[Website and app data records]

########################################

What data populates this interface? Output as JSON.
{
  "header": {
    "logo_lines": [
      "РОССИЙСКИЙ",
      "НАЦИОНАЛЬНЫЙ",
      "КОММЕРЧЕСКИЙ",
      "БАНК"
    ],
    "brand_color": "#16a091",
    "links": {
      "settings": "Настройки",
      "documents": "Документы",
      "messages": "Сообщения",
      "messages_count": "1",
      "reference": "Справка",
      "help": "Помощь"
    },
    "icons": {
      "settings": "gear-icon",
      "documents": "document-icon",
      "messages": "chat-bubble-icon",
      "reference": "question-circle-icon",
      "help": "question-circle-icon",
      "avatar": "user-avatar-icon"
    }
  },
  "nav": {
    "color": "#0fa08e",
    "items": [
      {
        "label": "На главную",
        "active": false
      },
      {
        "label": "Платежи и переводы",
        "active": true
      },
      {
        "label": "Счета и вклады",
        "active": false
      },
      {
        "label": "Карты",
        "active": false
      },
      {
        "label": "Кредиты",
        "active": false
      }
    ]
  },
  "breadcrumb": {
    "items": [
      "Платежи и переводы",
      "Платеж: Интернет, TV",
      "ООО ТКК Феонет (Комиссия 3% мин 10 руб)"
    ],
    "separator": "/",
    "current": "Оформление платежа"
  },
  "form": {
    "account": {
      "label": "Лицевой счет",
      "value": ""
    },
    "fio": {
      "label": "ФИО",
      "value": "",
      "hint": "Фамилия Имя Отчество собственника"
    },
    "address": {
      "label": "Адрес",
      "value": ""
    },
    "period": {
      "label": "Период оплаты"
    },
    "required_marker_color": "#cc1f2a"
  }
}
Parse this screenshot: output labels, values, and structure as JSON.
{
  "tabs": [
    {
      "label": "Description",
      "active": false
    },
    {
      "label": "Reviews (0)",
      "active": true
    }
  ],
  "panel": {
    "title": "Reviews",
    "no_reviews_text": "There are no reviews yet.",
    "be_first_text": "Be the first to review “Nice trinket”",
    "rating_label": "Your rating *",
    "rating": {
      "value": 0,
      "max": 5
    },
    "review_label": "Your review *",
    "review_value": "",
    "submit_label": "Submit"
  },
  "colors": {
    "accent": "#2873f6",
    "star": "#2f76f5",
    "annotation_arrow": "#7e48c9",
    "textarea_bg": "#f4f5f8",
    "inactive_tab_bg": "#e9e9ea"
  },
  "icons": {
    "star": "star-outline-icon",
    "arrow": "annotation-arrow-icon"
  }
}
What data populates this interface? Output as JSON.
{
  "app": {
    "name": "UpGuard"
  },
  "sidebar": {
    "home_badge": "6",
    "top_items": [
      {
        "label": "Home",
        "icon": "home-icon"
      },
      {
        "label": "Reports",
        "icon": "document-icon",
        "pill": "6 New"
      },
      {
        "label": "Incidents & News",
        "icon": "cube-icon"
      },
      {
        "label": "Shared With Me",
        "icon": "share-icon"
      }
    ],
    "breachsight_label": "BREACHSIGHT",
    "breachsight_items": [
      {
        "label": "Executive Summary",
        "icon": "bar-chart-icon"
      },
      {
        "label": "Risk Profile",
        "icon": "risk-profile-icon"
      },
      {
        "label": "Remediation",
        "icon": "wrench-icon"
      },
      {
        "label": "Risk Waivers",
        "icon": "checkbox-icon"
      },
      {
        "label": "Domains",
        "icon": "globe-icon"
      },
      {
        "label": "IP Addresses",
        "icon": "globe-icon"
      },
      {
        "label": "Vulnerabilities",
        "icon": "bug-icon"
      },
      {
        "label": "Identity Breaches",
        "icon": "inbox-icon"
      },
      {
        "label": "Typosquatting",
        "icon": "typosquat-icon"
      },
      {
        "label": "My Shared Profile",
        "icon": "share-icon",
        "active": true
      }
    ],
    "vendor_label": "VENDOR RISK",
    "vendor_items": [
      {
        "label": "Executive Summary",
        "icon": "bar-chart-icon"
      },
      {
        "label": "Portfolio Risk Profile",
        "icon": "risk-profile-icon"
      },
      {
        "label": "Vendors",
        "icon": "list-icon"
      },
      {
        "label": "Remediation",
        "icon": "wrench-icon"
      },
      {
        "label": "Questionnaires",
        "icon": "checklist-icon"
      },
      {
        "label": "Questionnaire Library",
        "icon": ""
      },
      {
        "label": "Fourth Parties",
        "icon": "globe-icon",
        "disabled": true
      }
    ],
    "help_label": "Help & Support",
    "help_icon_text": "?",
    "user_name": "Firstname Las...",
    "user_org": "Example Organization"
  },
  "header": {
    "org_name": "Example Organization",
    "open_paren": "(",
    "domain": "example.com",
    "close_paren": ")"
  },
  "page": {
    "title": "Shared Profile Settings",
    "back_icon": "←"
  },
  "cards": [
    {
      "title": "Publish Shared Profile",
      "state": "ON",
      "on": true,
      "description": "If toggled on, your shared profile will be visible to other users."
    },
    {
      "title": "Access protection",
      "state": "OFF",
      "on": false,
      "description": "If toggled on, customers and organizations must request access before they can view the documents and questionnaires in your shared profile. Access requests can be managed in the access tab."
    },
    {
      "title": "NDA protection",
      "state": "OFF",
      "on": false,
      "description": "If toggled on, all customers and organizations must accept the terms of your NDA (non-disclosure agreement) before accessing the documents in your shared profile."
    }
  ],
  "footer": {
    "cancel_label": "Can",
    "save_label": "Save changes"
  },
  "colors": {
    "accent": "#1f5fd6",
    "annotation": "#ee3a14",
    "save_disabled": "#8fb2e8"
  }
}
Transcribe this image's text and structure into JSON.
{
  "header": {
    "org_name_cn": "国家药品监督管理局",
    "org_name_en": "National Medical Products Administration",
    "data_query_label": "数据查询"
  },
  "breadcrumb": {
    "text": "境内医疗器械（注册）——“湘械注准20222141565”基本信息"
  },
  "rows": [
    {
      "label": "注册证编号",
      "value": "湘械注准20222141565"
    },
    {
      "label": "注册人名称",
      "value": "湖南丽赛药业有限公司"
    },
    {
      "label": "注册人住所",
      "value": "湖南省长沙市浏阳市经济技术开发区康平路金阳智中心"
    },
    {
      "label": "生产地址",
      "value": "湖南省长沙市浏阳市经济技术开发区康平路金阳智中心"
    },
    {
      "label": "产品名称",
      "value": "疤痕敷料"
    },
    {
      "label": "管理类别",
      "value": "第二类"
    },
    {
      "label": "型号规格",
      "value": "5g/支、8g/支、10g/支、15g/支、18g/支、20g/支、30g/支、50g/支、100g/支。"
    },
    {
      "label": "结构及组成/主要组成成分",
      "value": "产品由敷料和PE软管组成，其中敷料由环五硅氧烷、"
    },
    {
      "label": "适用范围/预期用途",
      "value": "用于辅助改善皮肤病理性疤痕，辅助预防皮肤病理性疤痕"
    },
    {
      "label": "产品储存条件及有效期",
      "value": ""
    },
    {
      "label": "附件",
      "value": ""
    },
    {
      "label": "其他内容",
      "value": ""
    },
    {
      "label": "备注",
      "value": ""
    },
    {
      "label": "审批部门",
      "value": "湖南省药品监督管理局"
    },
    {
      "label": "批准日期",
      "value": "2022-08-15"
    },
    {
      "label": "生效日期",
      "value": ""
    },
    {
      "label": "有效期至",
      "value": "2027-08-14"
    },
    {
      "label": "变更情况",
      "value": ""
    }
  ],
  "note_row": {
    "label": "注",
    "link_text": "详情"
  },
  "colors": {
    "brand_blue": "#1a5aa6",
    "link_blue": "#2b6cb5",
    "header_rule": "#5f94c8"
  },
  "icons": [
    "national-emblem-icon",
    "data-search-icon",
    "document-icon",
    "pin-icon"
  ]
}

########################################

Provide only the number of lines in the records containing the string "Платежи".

OUTPUT OF THE TASK: 2